Leave the images out, and copy each of the records below exactly.

------------------------------

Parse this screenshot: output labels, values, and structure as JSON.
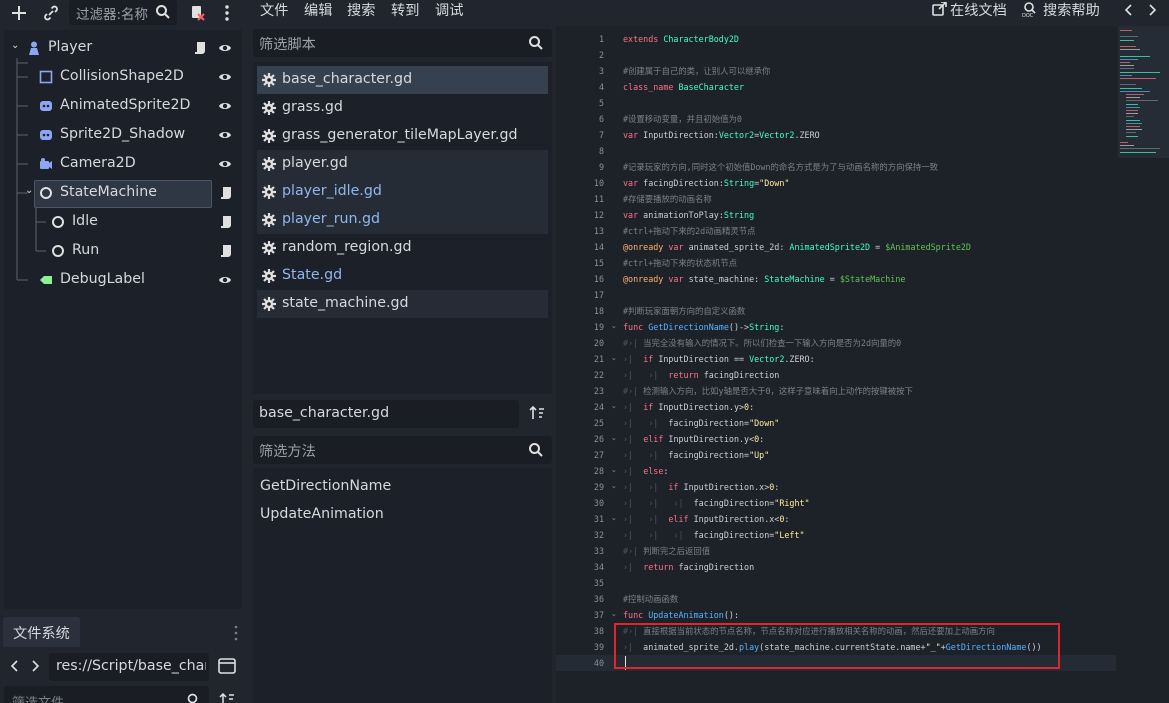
{
  "scene_dock": {
    "filter_placeholder": "过滤器:名称",
    "nodes": [
      {
        "name": "Player",
        "icon": "player-node-icon",
        "color": "#8da5f3",
        "depth": 0,
        "has_script": true,
        "visible_icon": true
      },
      {
        "name": "CollisionShape2D",
        "icon": "collision-shape-icon",
        "color": "#8da5f3",
        "depth": 1,
        "has_script": false,
        "visible_icon": true
      },
      {
        "name": "AnimatedSprite2D",
        "icon": "animated-sprite-icon",
        "color": "#8da5f3",
        "depth": 1,
        "has_script": false,
        "visible_icon": true
      },
      {
        "name": "Sprite2D_Shadow",
        "icon": "sprite-icon",
        "color": "#8da5f3",
        "depth": 1,
        "has_script": false,
        "visible_icon": true
      },
      {
        "name": "Camera2D",
        "icon": "camera-icon",
        "color": "#8da5f3",
        "depth": 1,
        "has_script": false,
        "visible_icon": true
      },
      {
        "name": "StateMachine",
        "icon": "node-circle-icon",
        "color": "#e0e0e0",
        "depth": 1,
        "has_script": true,
        "visible_icon": false,
        "selected": true
      },
      {
        "name": "Idle",
        "icon": "node-circle-icon",
        "color": "#e0e0e0",
        "depth": 2,
        "has_script": true,
        "visible_icon": false
      },
      {
        "name": "Run",
        "icon": "node-circle-icon",
        "color": "#e0e0e0",
        "depth": 2,
        "has_script": true,
        "visible_icon": false
      },
      {
        "name": "DebugLabel",
        "icon": "label-icon",
        "color": "#8eef97",
        "depth": 1,
        "has_script": false,
        "visible_icon": true
      }
    ]
  },
  "filesystem": {
    "tab_label": "文件系统",
    "path": "res://Script/base_char",
    "filter_placeholder": "筛选文件"
  },
  "menu": {
    "items": [
      "文件",
      "编辑",
      "搜索",
      "转到",
      "调试"
    ],
    "online_docs": "在线文档",
    "search_help": "搜索帮助"
  },
  "script_panel": {
    "filter_placeholder": "筛选脚本",
    "scripts": [
      {
        "name": "base_character.gd",
        "state": "active"
      },
      {
        "name": "grass.gd",
        "state": "normal"
      },
      {
        "name": "grass_generator_tileMapLayer.gd",
        "state": "normal"
      },
      {
        "name": "player.gd",
        "state": "open"
      },
      {
        "name": "player_idle.gd",
        "state": "open-blue"
      },
      {
        "name": "player_run.gd",
        "state": "open-blue"
      },
      {
        "name": "random_region.gd",
        "state": "normal"
      },
      {
        "name": "State.gd",
        "state": "normal-blue"
      },
      {
        "name": "state_machine.gd",
        "state": "open"
      }
    ],
    "current_script": "base_character.gd",
    "method_filter_placeholder": "筛选方法",
    "methods": [
      "GetDirectionName",
      "UpdateAnimation"
    ]
  },
  "code": {
    "lines": [
      "<span class=\"kw\">extends</span> <span class=\"ty\">CharacterBody2D</span>",
      "",
      "<span class=\"cm\">#创建属于自己的类，让别人可以继承你</span>",
      "<span class=\"kw\">class_name</span> <span class=\"ty\">BaseCharacter</span>",
      "",
      "<span class=\"cm\">#设置移动变量，并且初始值为0</span>",
      "<span class=\"kw\">var</span> InputDirection:<span class=\"ty\">Vector2</span>=<span class=\"ty\">Vector2</span>.ZERO",
      "",
      "<span class=\"cm\">#记录玩家的方向,同时这个初始值Down的命名方式是为了与动画名称的方向保持一致</span>",
      "<span class=\"kw\">var</span> facingDirection:<span class=\"ty\">String</span>=<span class=\"st\">\"Down\"</span>",
      "<span class=\"cm\">#存储要播放的动画名称</span>",
      "<span class=\"kw\">var</span> animationToPlay:<span class=\"ty\">String</span>",
      "<span class=\"cm\">#ctrl+拖动下来的2d动画精灵节点</span>",
      "<span class=\"an\">@onready</span> <span class=\"kw\">var</span> animated_sprite_2d: <span class=\"ty\">AnimatedSprite2D</span> = <span class=\"nd\">$AnimatedSprite2D</span>",
      "<span class=\"cm\">#ctrl+拖动下来的状态机节点</span>",
      "<span class=\"an\">@onready</span> <span class=\"kw\">var</span> state_machine: <span class=\"ty\">StateMachine</span> = <span class=\"nd\">$StateMachine</span>",
      "",
      "<span class=\"cm\">#判断玩家面朝方向的自定义函数</span>",
      "<span class=\"kw\">func</span> <span class=\"fn\">GetDirectionName</span>()-><span class=\"ty\">String</span>:",
      "<span class=\"tab\">#›|</span><span class=\"cm\"> 当完全没有输入的情况下。所以们检查一下输入方向是否为2d向量的0</span>",
      "<span class=\"tab\">›|</span>  <span class=\"kw\">if</span> InputDirection == <span class=\"ty\">Vector2</span>.ZERO:",
      "<span class=\"tab\">›|   ›|</span>  <span class=\"kw\">return</span> facingDirection",
      "<span class=\"tab\">#›|</span><span class=\"cm\"> 检测输入方向，比如y轴是否大于0，这样子意味着向上动作的按键被按下</span>",
      "<span class=\"tab\">›|</span>  <span class=\"kw\">if</span> InputDirection.y><span class=\"st\">0</span>:",
      "<span class=\"tab\">›|   ›|</span>  facingDirection=<span class=\"st\">\"Down\"</span>",
      "<span class=\"tab\">›|</span>  <span class=\"kw\">elif</span> InputDirection.y<<span class=\"st\">0</span>:",
      "<span class=\"tab\">›|   ›|</span>  facingDirection=<span class=\"st\">\"Up\"</span>",
      "<span class=\"tab\">›|</span>  <span class=\"kw\">else</span>:",
      "<span class=\"tab\">›|   ›|</span>  <span class=\"kw\">if</span> InputDirection.x><span class=\"st\">0</span>:",
      "<span class=\"tab\">›|   ›|   ›|</span>  facingDirection=<span class=\"st\">\"Right\"</span>",
      "<span class=\"tab\">›|   ›|</span>  <span class=\"kw\">elif</span> InputDirection.x<<span class=\"st\">0</span>:",
      "<span class=\"tab\">›|   ›|   ›|</span>  facingDirection=<span class=\"st\">\"Left\"</span>",
      "<span class=\"tab\">#›|</span><span class=\"cm\"> 判断完之后返回值</span>",
      "<span class=\"tab\">›|</span>  <span class=\"kw\">return</span> facingDirection",
      "",
      "<span class=\"cm\">#控制动画函数</span>",
      "<span class=\"kw\">func</span> <span class=\"fn\">UpdateAnimation</span>():",
      "<span class=\"tab\">#›|</span><span class=\"cm\"> 直接根据当前状态的节点名称，节点名称对应进行播放相关名称的动画，然后还要加上动画方向</span>",
      "<span class=\"tab\">›|</span>  animated_sprite_2d.<span class=\"fn\">play</span>(state_machine.currentState.name+<span class=\"st\">\"_\"</span>+<span class=\"fn\">GetDirectionName</span>())",
      ""
    ],
    "folds": {
      "19": "v",
      "21": "v",
      "24": "v",
      "26": "v",
      "28": "v",
      "29": "v",
      "31": "v",
      "37": "v"
    }
  }
}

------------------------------

Response below
Parse this screenshot: output labels, values, and structure as JSON.
{
  "scene_dock": {
    "filter_placeholder": "过滤器:名称",
    "nodes": [
      {
        "name": "Player",
        "icon": "player-node-icon",
        "color": "#8da5f3",
        "depth": 0,
        "has_script": true,
        "visible_icon": true
      },
      {
        "name": "CollisionShape2D",
        "icon": "collision-shape-icon",
        "color": "#8da5f3",
        "depth": 1,
        "has_script": false,
        "visible_icon": true
      },
      {
        "name": "AnimatedSprite2D",
        "icon": "animated-sprite-icon",
        "color": "#8da5f3",
        "depth": 1,
        "has_script": false,
        "visible_icon": true
      },
      {
        "name": "Sprite2D_Shadow",
        "icon": "sprite-icon",
        "color": "#8da5f3",
        "depth": 1,
        "has_script": false,
        "visible_icon": true
      },
      {
        "name": "Camera2D",
        "icon": "camera-icon",
        "color": "#8da5f3",
        "depth": 1,
        "has_script": false,
        "visible_icon": true
      },
      {
        "name": "StateMachine",
        "icon": "node-circle-icon",
        "color": "#e0e0e0",
        "depth": 1,
        "has_script": true,
        "visible_icon": false,
        "selected": true
      },
      {
        "name": "Idle",
        "icon": "node-circle-icon",
        "color": "#e0e0e0",
        "depth": 2,
        "has_script": true,
        "visible_icon": false
      },
      {
        "name": "Run",
        "icon": "node-circle-icon",
        "color": "#e0e0e0",
        "depth": 2,
        "has_script": true,
        "visible_icon": false
      },
      {
        "name": "DebugLabel",
        "icon": "label-icon",
        "color": "#8eef97",
        "depth": 1,
        "has_script": false,
        "visible_icon": true
      }
    ]
  },
  "filesystem": {
    "tab_label": "文件系统",
    "path": "res://Script/base_char",
    "filter_placeholder": "筛选文件"
  },
  "menu": {
    "items": [
      "文件",
      "编辑",
      "搜索",
      "转到",
      "调试"
    ],
    "online_docs": "在线文档",
    "search_help": "搜索帮助"
  },
  "script_panel": {
    "filter_placeholder": "筛选脚本",
    "scripts": [
      {
        "name": "base_character.gd",
        "state": "active"
      },
      {
        "name": "grass.gd",
        "state": "normal"
      },
      {
        "name": "grass_generator_tileMapLayer.gd",
        "state": "normal"
      },
      {
        "name": "player.gd",
        "state": "open"
      },
      {
        "name": "player_idle.gd",
        "state": "open-blue"
      },
      {
        "name": "player_run.gd",
        "state": "open-blue"
      },
      {
        "name": "random_region.gd",
        "state": "normal"
      },
      {
        "name": "State.gd",
        "state": "normal-blue"
      },
      {
        "name": "state_machine.gd",
        "state": "open"
      }
    ],
    "current_script": "base_character.gd",
    "method_filter_placeholder": "筛选方法",
    "methods": [
      "GetDirectionName",
      "UpdateAnimation"
    ]
  },
  "code": {
    "lines": [
      "<span class=\"kw\">extends</span> <span class=\"ty\">CharacterBody2D</span>",
      "",
      "<span class=\"cm\">#创建属于自己的类，让别人可以继承你</span>",
      "<span class=\"kw\">class_name</span> <span class=\"ty\">BaseCharacter</span>",
      "",
      "<span class=\"cm\">#设置移动变量，并且初始值为0</span>",
      "<span class=\"kw\">var</span> InputDirection:<span class=\"ty\">Vector2</span>=<span class=\"ty\">Vector2</span>.ZERO",
      "",
      "<span class=\"cm\">#记录玩家的方向,同时这个初始值Down的命名方式是为了与动画名称的方向保持一致</span>",
      "<span class=\"kw\">var</span> facingDirection:<span class=\"ty\">String</span>=<span class=\"st\">\"Down\"</span>",
      "<span class=\"cm\">#存储要播放的动画名称</span>",
      "<span class=\"kw\">var</span> animationToPlay:<span class=\"ty\">String</span>",
      "<span class=\"cm\">#ctrl+拖动下来的2d动画精灵节点</span>",
      "<span class=\"an\">@onready</span> <span class=\"kw\">var</span> animated_sprite_2d: <span class=\"ty\">AnimatedSprite2D</span> = <span class=\"nd\">$AnimatedSprite2D</span>",
      "<span class=\"cm\">#ctrl+拖动下来的状态机节点</span>",
      "<span class=\"an\">@onready</span> <span class=\"kw\">var</span> state_machine: <span class=\"ty\">StateMachine</span> = <span class=\"nd\">$StateMachine</span>",
      "",
      "<span class=\"cm\">#判断玩家面朝方向的自定义函数</span>",
      "<span class=\"kw\">func</span> <span class=\"fn\">GetDirectionName</span>()-><span class=\"ty\">String</span>:",
      "<span class=\"tab\">#›|</span><span class=\"cm\"> 当完全没有输入的情况下。所以们检查一下输入方向是否为2d向量的0</span>",
      "<span class=\"tab\">›|</span>  <span class=\"kw\">if</span> InputDirection == <span class=\"ty\">Vector2</span>.ZERO:",
      "<span class=\"tab\">›|   ›|</span>  <span class=\"kw\">return</span> facingDirection",
      "<span class=\"tab\">#›|</span><span class=\"cm\"> 检测输入方向，比如y轴是否大于0，这样子意味着向上动作的按键被按下</span>",
      "<span class=\"tab\">›|</span>  <span class=\"kw\">if</span> InputDirection.y><span class=\"st\">0</span>:",
      "<span class=\"tab\">›|   ›|</span>  facingDirection=<span class=\"st\">\"Down\"</span>",
      "<span class=\"tab\">›|</span>  <span class=\"kw\">elif</span> InputDirection.y<<span class=\"st\">0</span>:",
      "<span class=\"tab\">›|   ›|</span>  facingDirection=<span class=\"st\">\"Up\"</span>",
      "<span class=\"tab\">›|</span>  <span class=\"kw\">else</span>:",
      "<span class=\"tab\">›|   ›|</span>  <span class=\"kw\">if</span> InputDirection.x><span class=\"st\">0</span>:",
      "<span class=\"tab\">›|   ›|   ›|</span>  facingDirection=<span class=\"st\">\"Right\"</span>",
      "<span class=\"tab\">›|   ›|</span>  <span class=\"kw\">elif</span> InputDirection.x<<span class=\"st\">0</span>:",
      "<span class=\"tab\">›|   ›|   ›|</span>  facingDirection=<span class=\"st\">\"Left\"</span>",
      "<span class=\"tab\">#›|</span><span class=\"cm\"> 判断完之后返回值</span>",
      "<span class=\"tab\">›|</span>  <span class=\"kw\">return</span> facingDirection",
      "",
      "<span class=\"cm\">#控制动画函数</span>",
      "<span class=\"kw\">func</span> <span class=\"fn\">UpdateAnimation</span>():",
      "<span class=\"tab\">#›|</span><span class=\"cm\"> 直接根据当前状态的节点名称，节点名称对应进行播放相关名称的动画，然后还要加上动画方向</span>",
      "<span class=\"tab\">›|</span>  animated_sprite_2d.<span class=\"fn\">play</span>(state_machine.currentState.name+<span class=\"st\">\"_\"</span>+<span class=\"fn\">GetDirectionName</span>())",
      ""
    ],
    "folds": {
      "19": "v",
      "21": "v",
      "24": "v",
      "26": "v",
      "28": "v",
      "29": "v",
      "31": "v",
      "37": "v"
    }
  }
}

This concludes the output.